Regardless, you should expect more of your favorite apps to adopt some form of artificial intelligence. And when they do, have an open mind about it, and figure out where it can help you and where it falls short. Now that the snowball I started rolling, I’m eager to see how big it gets.

Dipping Your Toes in Conversational Artificial Intelligence

There’s a Mac and mobile application, Poe, giving you an easy way to kick the tires on artificial intelligence. I’ve been playing with it for the last day, and I recommend it, particularly if you’ve never tried this kind of thing before.

The application is as simple as download, open, and start talking to it. It’ll give you a good idea about the state of conversational artificial intelligence. It is easy to make fun of this stuff; AI gets a lot wrong. But it’s constantly learning. Like it or not, this stuff is coming, and it’s time to wrap our heads around that.

While we are not at the point of robot overlords just yet, we are getting to the point of helpful robots.

Main window for Poe, an AI chat application on iPad, showing a question and answer.
Poe for AI Chat (main window)

AI Narrated Books

Apple is now setting up a system for AI-narrated books. This would allow the computer to generate an AI-based audio narration of a book so that readers can listen as well as read.

I consume a lot of books (primarily fiction) through audiobooks. For fiction, I prefer a human actor over a robot-generated AI voice.
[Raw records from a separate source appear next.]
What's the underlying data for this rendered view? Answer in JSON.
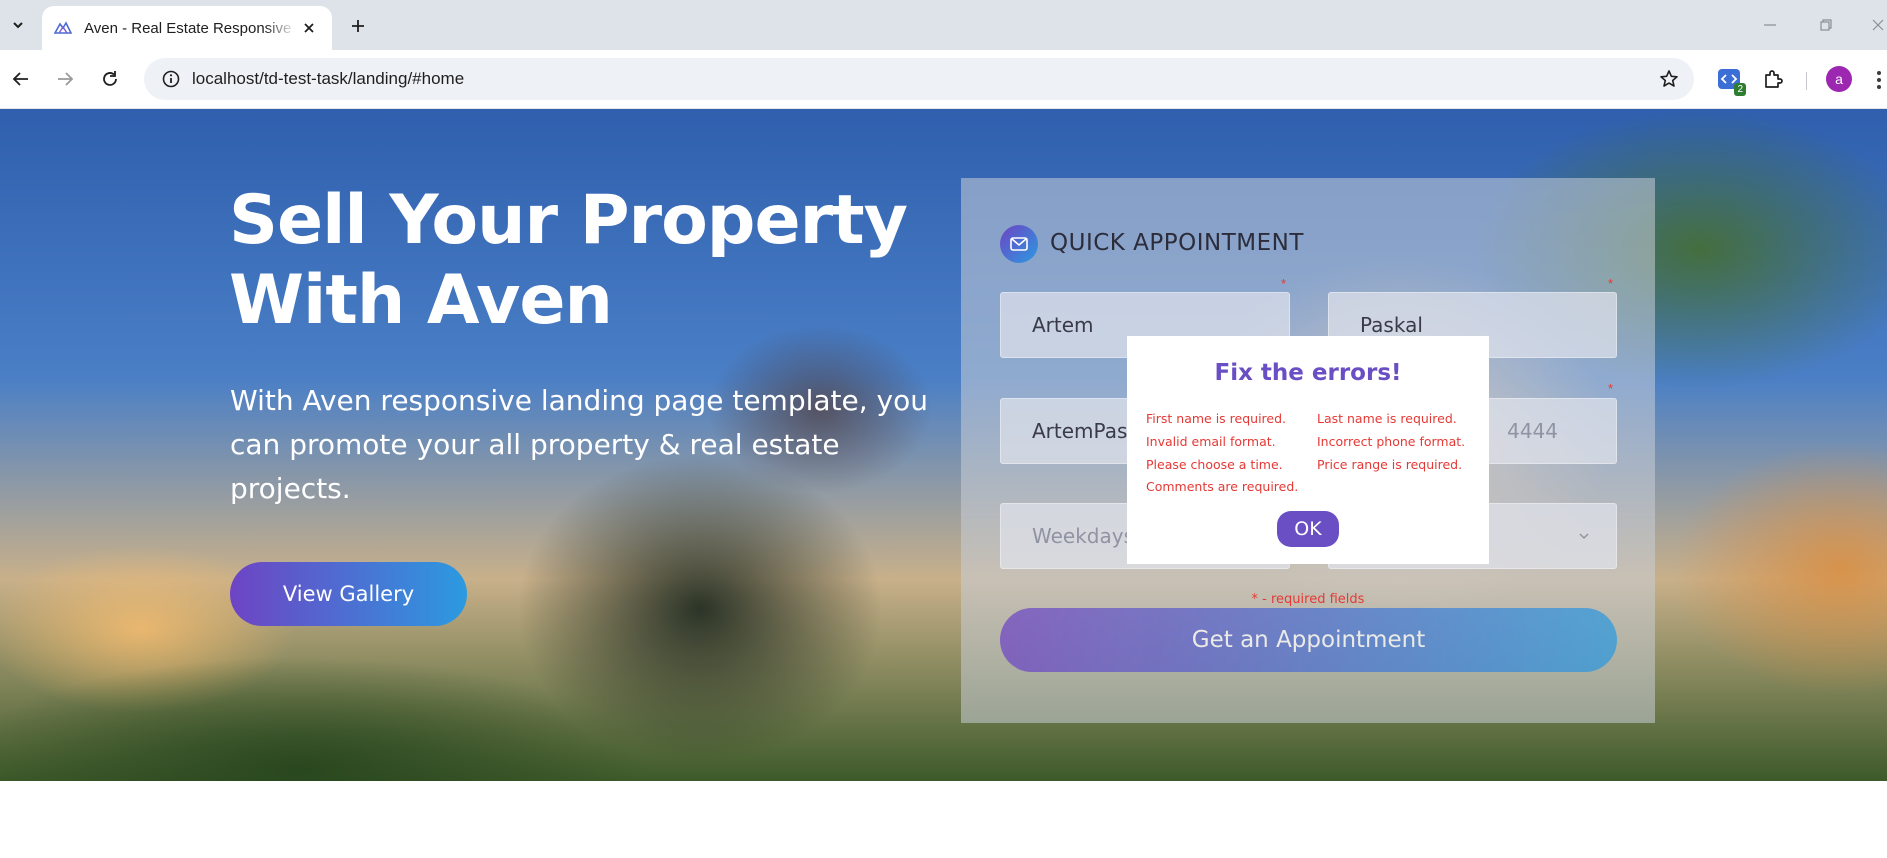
{
  "browser": {
    "tab_title": "Aven - Real Estate Responsive HTML",
    "url": "localhost/td-test-task/landing/#home",
    "extension_badge": "2",
    "profile_initial": "a"
  },
  "hero": {
    "title": "Sell Your Property With Aven",
    "subtitle": "With Aven responsive landing page template, you can promote your all property & real estate projects.",
    "gallery_button": "View Gallery"
  },
  "appointment": {
    "title": "QUICK APPOINTMENT",
    "first_name_value": "Artem",
    "last_name_value": "Paskal",
    "email_value": "ArtemPas",
    "phone_placeholder": "4444",
    "time_placeholder": "Weekdays",
    "required_star": "*",
    "required_note": "* - required fields",
    "submit_button": "Get an Appointment"
  },
  "dialog": {
    "title": "Fix the errors!",
    "errors_left": [
      "First name is required.",
      "Invalid email format.",
      "Please choose a time.",
      "Comments are required."
    ],
    "errors_right": [
      "Last name is required.",
      "Incorrect phone format.",
      "Price range is required."
    ],
    "ok_button": "OK"
  },
  "colors": {
    "accent_purple": "#6a4fc4",
    "accent_blue": "#2b9ae0",
    "error_red": "#e53935"
  }
}
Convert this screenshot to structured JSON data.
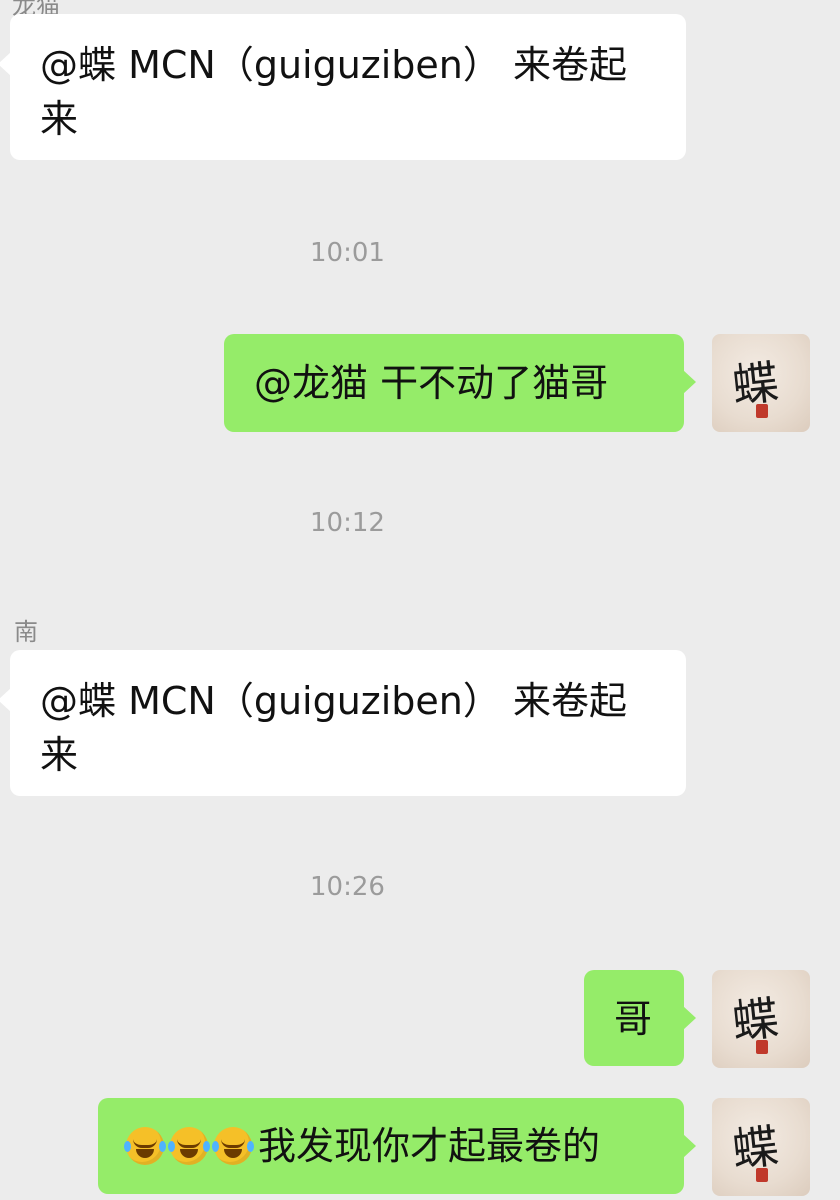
{
  "messages": [
    {
      "type": "sender",
      "text": "龙猫"
    },
    {
      "type": "left",
      "text": "@蝶 MCN（guiguziben） 来卷起来"
    },
    {
      "type": "time",
      "text": "10:01"
    },
    {
      "type": "right",
      "text": "@龙猫 干不动了猫哥"
    },
    {
      "type": "time",
      "text": "10:12"
    },
    {
      "type": "sender",
      "text": "南"
    },
    {
      "type": "left",
      "text": "@蝶 MCN（guiguziben） 来卷起来"
    },
    {
      "type": "time",
      "text": "10:26"
    },
    {
      "type": "right",
      "text": "哥"
    },
    {
      "type": "right",
      "text": "我发现你才起最卷的",
      "emoji_prefix": [
        "crying-laughing",
        "crying-laughing",
        "crying-laughing"
      ]
    }
  ],
  "avatar": {
    "glyph": "蝶",
    "icon": "calligraphy-butterfly-avatar"
  },
  "colors": {
    "background": "#ececec",
    "incoming": "#ffffff",
    "outgoing": "#95ec69",
    "timestamp": "#9b9b9b"
  }
}
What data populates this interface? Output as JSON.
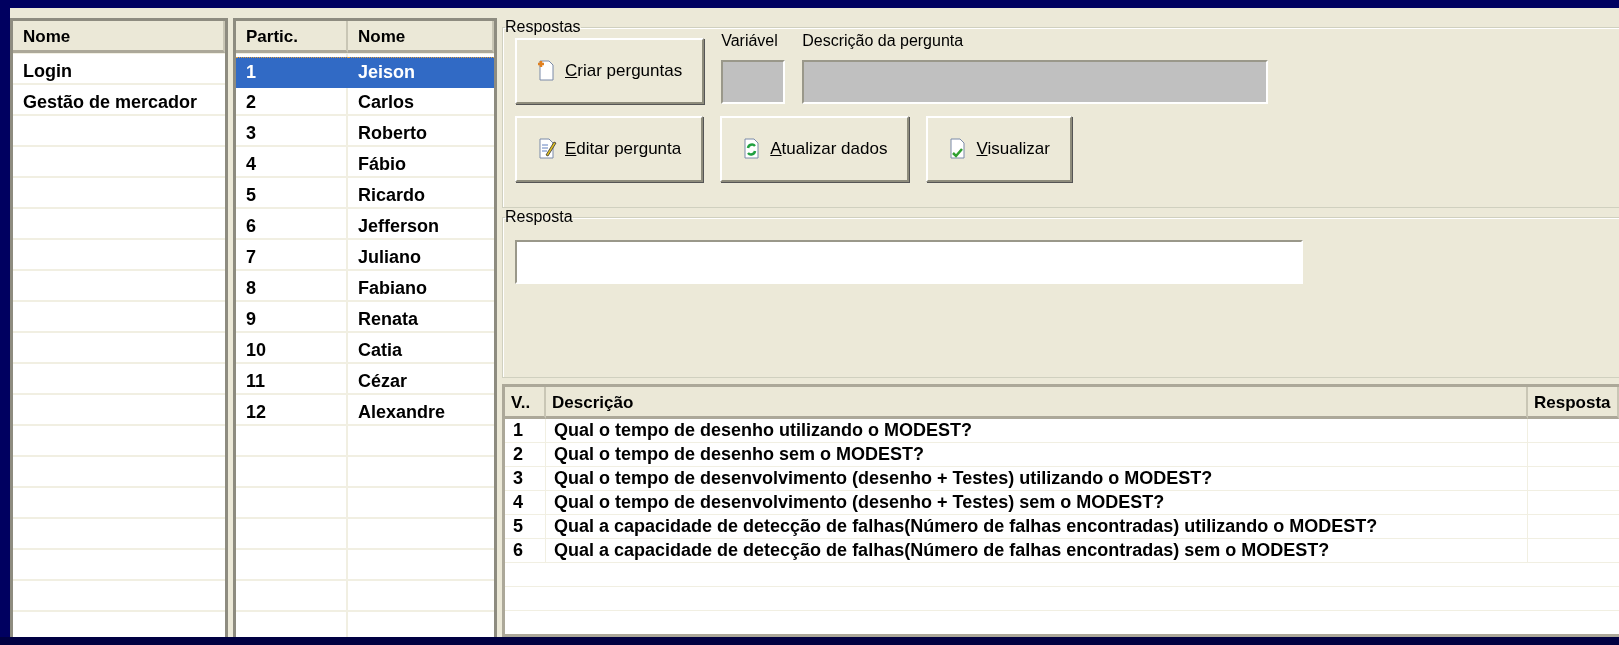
{
  "processes": {
    "columns": [
      "Nome"
    ],
    "rows": [
      {
        "name": "Login"
      },
      {
        "name": "Gestão de mercador"
      }
    ]
  },
  "participants": {
    "columns": [
      "Partic.",
      "Nome"
    ],
    "rows": [
      {
        "id": "1",
        "name": "Jeison",
        "selected": true
      },
      {
        "id": "2",
        "name": "Carlos",
        "selected": false
      },
      {
        "id": "3",
        "name": "Roberto",
        "selected": false
      },
      {
        "id": "4",
        "name": "Fábio",
        "selected": false
      },
      {
        "id": "5",
        "name": "Ricardo",
        "selected": false
      },
      {
        "id": "6",
        "name": "Jefferson",
        "selected": false
      },
      {
        "id": "7",
        "name": "Juliano",
        "selected": false
      },
      {
        "id": "8",
        "name": "Fabiano",
        "selected": false
      },
      {
        "id": "9",
        "name": "Renata",
        "selected": false
      },
      {
        "id": "10",
        "name": "Catia",
        "selected": false
      },
      {
        "id": "11",
        "name": "Cézar",
        "selected": false
      },
      {
        "id": "12",
        "name": "Alexandre",
        "selected": false
      }
    ]
  },
  "respostas_group": {
    "title": "Respostas",
    "buttons": [
      {
        "label": "Criar perguntas"
      },
      {
        "label": "Editar pergunta"
      },
      {
        "label": "Atualizar dados"
      },
      {
        "label": "Visualizar"
      }
    ],
    "fields": [
      {
        "label": "Variável",
        "disabled": true
      },
      {
        "label": "Descrição da pergunta",
        "disabled": true
      }
    ]
  },
  "resposta_group": {
    "title": "Resposta",
    "field": {
      "disabled": false
    }
  },
  "questions": {
    "columns": [
      "V..",
      "Descrição",
      "Resposta"
    ],
    "rows": [
      {
        "v": "1",
        "description": "Qual o tempo de desenho utilizando o MODEST?"
      },
      {
        "v": "2",
        "description": "Qual o tempo de desenho sem o MODEST?"
      },
      {
        "v": "3",
        "description": "Qual o tempo de desenvolvimento (desenho + Testes) utilizando o MODEST?"
      },
      {
        "v": "4",
        "description": "Qual o tempo de desenvolvimento (desenho + Testes) sem o MODEST?"
      },
      {
        "v": "5",
        "description": "Qual a capacidade de detecção de falhas(Número de falhas encontradas) utilizando o MODEST?"
      },
      {
        "v": "6",
        "description": "Qual a capacidade de detecção de falhas(Número de falhas encontradas) sem o MODEST?"
      }
    ]
  }
}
For non-fiction, however, I can see this being of use, particularly for books that wouldn’t otherwise get a narrated version. Expect more of this.

Craft Adds Artificial Intelligence

I was surprised to see the latest update from Craft added an AI writing assistant. The idea behind its inclusion (they are using the GPT-3 engine) is not so much to write for you (although it can do that rather poorly), but instead to help you with more practical AI tasks given the state of the technology, like outlining, summarizing your words, and translation. In short, it’s not AI to do your work for you but instead improve on what you make.

Because it’s integrated into Craft, you select some blocks, press Command-enter, and you’re off. There are usage limits:

Starter plan: 25 requests per month

Personal pro: 100 requests per month

Business plan: 250 requests per month

Hopefully, those numbers will go up soon.

Just for giggles, here is Craft AI’s summarization of the above text:

“Craft’s latest update includes an AI writing assistant powered by the GPT-3 engine that can help improve your writing instead of replacing it. It offers features such as spell and grammar checking, summarization, and translation and is accessible when editing blocks by pressing Command-enter. Usage is limited to 25, 100, or 250 requests per month depending on the plan.”

Please don’t write me and tell me you like the robot’s writing voice better. I’m hanging on by a thread here.